Paul Cary and The Small Scarys
Paul Cary’s last album Ghost Of A Man was a go-for-broke alley brawl of a record: It was sparsely arranged, emphasizing Cary’s voice and guitar. His newest album, Coyote, adds a full band that includes Russ Calderwood’s bass and Adam Penly’s greasy, distorted Farfisa filling much of the aural space left open on Ghost.

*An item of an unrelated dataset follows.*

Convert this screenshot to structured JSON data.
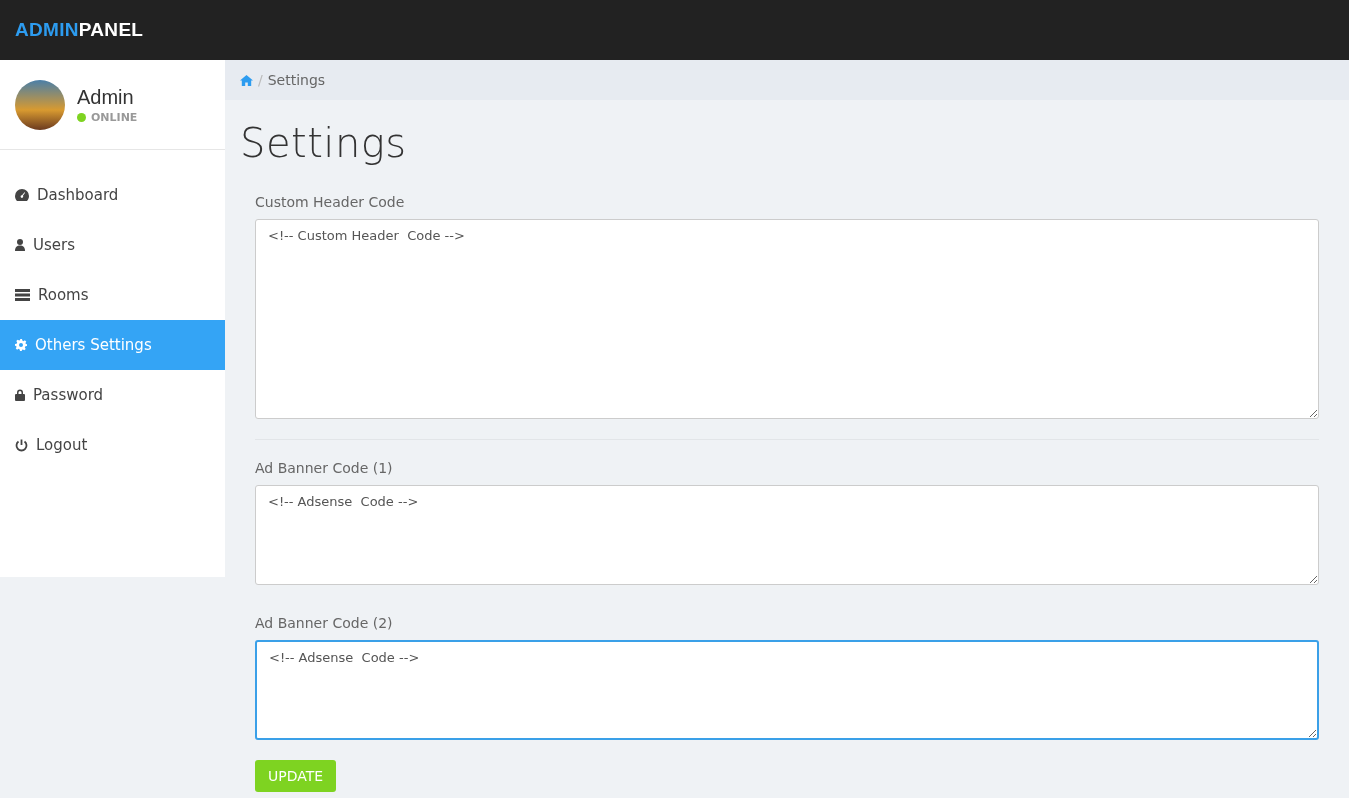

Up-tempo songs like “Daggers” and “Come Back Down” have the raw, driving sound of Stooges or Yo La Tengo. But songs like “It’s Alright” leave plenty of space for things to get spooky. Written about the disappearance of his grandfather, the first half of “It’s Alright” pins Cary’s wailing voice to single note lines from the guitar and organ. The spare beginning builds up to the savage entry of bass and drums in the middle of the song, and stretches out into an extended, drone-tinged instrumental groove.
“Lost Jump” has the garage-punk chug of Question Mark and the Mysterians. Layers of distortion nearly overwhelm the sound of every instrument; the drums sound like they’re being played through speakers with ripped cones. You rarely hear dirty, overdriven production like this on a rock record; it’s more the province of extreme industrial bands like Einstürzende Neubaten. Engineer/Producer Greg Norman is able to maintain some space and clarity in the songs despite the grunge and overload, which is a magic trick; in less experienced hands, these songs would collapse into mush.
Cary’s dark, folk-tinged dirges would work fine as solo acoustic performances. Putting The Small Scarys to work on them adds a second (or third) dimension; you get great songs with weight that justifies the band stretching them out into trance-inducing kraut-rock-esque grooves.
Every song on Coyote is about being lost, broken, in trouble, lonely and confused, and the damaged, gritty sound reflects that lyrical content. Cary’s voice wails, breaks up and veers out of tune, his primary emotion is ‘bereft.’ He lives in a world where everything’s dented, broken or shoved out of place. Something’s wrong with Paul Cary, but sometimes wrong is right.